Task prompt: Search the data for the word "Modifier" and copy every line where it occurs.

========================================

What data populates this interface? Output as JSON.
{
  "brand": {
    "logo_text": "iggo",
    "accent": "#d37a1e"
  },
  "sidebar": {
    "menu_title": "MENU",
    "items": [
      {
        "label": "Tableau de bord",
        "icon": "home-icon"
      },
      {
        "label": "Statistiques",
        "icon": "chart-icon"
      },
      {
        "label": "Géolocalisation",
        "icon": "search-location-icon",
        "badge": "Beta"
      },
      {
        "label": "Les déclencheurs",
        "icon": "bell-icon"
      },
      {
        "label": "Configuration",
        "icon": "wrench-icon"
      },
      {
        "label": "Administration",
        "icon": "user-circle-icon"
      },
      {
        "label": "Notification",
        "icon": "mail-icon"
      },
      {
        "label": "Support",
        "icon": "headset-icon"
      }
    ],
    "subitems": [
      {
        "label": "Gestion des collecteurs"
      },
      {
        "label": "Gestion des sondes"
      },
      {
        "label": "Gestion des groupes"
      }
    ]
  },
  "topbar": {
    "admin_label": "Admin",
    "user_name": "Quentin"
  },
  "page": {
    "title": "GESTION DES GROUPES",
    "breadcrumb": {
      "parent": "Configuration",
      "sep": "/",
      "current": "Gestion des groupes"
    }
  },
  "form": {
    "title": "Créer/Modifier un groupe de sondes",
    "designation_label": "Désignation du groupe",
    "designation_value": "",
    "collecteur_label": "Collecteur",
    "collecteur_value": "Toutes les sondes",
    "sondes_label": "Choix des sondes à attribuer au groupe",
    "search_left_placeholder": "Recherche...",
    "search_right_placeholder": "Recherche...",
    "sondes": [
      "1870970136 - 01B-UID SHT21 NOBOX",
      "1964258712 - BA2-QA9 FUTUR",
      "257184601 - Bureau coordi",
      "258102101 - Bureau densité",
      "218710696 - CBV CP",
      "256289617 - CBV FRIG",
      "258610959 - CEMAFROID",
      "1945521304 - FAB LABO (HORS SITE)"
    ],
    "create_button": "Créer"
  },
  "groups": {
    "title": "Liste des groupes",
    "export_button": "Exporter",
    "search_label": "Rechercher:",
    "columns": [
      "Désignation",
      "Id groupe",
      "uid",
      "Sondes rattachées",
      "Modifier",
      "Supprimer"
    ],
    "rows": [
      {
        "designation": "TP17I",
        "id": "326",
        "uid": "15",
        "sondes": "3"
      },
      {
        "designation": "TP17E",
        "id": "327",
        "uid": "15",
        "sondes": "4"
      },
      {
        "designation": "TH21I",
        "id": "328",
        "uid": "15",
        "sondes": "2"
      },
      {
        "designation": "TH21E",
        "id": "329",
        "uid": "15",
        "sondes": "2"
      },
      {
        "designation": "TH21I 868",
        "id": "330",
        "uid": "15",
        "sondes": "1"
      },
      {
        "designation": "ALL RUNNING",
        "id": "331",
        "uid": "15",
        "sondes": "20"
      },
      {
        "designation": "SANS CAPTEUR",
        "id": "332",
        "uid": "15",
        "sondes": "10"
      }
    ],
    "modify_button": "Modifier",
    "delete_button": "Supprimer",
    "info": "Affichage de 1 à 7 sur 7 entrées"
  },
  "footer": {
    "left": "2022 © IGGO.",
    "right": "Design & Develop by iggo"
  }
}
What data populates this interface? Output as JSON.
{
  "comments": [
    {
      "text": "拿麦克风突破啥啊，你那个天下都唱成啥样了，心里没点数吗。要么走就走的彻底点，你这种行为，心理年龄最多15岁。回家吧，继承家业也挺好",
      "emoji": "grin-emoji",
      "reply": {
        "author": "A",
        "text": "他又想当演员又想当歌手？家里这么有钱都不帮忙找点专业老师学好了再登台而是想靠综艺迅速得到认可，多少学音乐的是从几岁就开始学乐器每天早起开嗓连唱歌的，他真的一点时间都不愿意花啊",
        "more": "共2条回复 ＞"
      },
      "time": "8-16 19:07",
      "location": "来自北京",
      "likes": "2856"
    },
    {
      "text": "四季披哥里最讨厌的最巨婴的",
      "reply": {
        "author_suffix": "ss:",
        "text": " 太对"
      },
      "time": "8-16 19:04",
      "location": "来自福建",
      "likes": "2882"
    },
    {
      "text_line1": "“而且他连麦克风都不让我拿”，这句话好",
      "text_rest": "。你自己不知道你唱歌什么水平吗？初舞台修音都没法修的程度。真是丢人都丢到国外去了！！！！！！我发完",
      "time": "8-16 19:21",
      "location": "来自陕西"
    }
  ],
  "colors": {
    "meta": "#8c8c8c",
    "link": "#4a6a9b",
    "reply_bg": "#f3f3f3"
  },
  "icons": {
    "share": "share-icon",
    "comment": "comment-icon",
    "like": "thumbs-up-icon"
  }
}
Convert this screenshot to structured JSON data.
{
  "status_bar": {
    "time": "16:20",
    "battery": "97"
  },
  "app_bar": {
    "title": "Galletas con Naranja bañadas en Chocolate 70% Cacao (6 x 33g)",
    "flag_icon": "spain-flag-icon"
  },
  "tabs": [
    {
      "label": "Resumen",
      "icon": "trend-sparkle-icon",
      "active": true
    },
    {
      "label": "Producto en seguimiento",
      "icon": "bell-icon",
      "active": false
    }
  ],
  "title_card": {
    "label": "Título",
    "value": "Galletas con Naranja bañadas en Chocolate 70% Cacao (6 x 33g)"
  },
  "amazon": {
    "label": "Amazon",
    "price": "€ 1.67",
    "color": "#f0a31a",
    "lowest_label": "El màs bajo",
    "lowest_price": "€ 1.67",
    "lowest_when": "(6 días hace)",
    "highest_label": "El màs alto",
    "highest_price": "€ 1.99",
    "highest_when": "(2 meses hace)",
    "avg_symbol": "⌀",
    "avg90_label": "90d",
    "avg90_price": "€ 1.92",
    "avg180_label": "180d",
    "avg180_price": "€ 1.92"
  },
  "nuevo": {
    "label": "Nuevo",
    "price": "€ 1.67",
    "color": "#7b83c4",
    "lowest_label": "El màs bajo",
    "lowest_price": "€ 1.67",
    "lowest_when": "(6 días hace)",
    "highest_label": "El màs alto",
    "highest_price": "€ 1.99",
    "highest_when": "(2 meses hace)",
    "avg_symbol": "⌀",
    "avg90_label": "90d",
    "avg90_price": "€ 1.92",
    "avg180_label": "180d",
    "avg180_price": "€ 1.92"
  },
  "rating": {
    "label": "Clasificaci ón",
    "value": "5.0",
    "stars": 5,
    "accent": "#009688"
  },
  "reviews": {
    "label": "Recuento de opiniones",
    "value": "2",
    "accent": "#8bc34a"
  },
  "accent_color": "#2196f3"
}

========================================

Exercise solution:
    "title": "Créer/Modifier un groupe de sondes",
      "Modifier",
    "modify_button": "Modifier",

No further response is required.